- Costas, S., Ferreira, O., Martinez, G.
- Ocean & coastal management 2015 v.118 pp. 1-11
- climate, coasts, energy, experts, fishermen, risk perception, risk reduction, sea level, socioeconomics, stakeholders, storms, Portugal
- Coastal communities have been repeatedly threatened by the ephemeral character of the coast. Morphological changes derived from climate events and sea level oscillations forced the relocation of coastal communities over the past, but never prevented the occupation of this fragile source of wealth. Moreover, the socio-economic impact of high energy events is dramatically increasing due to the growing occupation of the coast, raising the need for rethinking the way disaster risk reduction measures are implemented to ensure effectiveness and acceptance.To illustrate this conflict (occupation versus risk), we explore risk perception in a population located in a fragile segment of the southern coast of Portugal, Praia de Faro, in order to identify the factors shaping risk perception and to understand the reasons behind the occupation of risky coastal areas. The selected community consists of two different populations (a fishermen community and a tourism-related community) sharing the risk associated with storm impacts and coastal retreat. For that, we examine the socio-economic and environmental frameworks and run a set of in depth interviews to provide a frame for understanding the culture of risk in a system with multiple stakeholders and planned measures of relocation.Interviews in Praia de Faro suggest that citizens using the beach as their first residence have voluntarily accepted to live with risk in the beach in exchange for a series of related benefits that they find to largely exceed expected personal damages. Risk perception analysis found that the community is aware about the hazards impacting the area, but they are not worried or prepared to face likely levels of risk derived from the impact of storms estimated by experts. Characteristics of risk perception seem shaped by place attachment, underestimation of impact probability and lessons learnt, and inherent cultural aspects. In addition, it seems clear that imposed measures of relocation are contributing to reduce residents risk perception in an attempt to ensure their permanence in the area in a frame of institutional distrust and absence of genuine communication.

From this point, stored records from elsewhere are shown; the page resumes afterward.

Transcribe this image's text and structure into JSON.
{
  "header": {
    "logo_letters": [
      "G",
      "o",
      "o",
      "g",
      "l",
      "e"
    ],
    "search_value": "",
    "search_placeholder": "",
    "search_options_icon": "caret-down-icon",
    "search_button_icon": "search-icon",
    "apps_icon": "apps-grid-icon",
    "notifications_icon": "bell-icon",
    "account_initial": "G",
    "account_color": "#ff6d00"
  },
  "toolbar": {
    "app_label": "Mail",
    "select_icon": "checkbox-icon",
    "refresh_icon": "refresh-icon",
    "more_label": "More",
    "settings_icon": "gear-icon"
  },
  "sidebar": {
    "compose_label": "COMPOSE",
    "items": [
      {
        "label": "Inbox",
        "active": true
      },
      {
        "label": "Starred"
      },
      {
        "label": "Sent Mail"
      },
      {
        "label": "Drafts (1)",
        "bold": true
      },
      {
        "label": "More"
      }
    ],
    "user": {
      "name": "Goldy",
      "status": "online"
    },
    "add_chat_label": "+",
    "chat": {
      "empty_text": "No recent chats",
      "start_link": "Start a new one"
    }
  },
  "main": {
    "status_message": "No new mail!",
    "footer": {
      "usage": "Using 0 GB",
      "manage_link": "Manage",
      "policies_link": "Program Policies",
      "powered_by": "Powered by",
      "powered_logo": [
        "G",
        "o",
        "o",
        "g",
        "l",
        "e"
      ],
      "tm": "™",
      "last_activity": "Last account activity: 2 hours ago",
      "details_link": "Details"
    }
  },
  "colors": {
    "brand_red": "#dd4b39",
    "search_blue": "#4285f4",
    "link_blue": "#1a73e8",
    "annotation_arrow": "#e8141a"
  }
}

Alternative measures to relocation can only exist if responsibilities in risk mitigation are reconsidered and shared.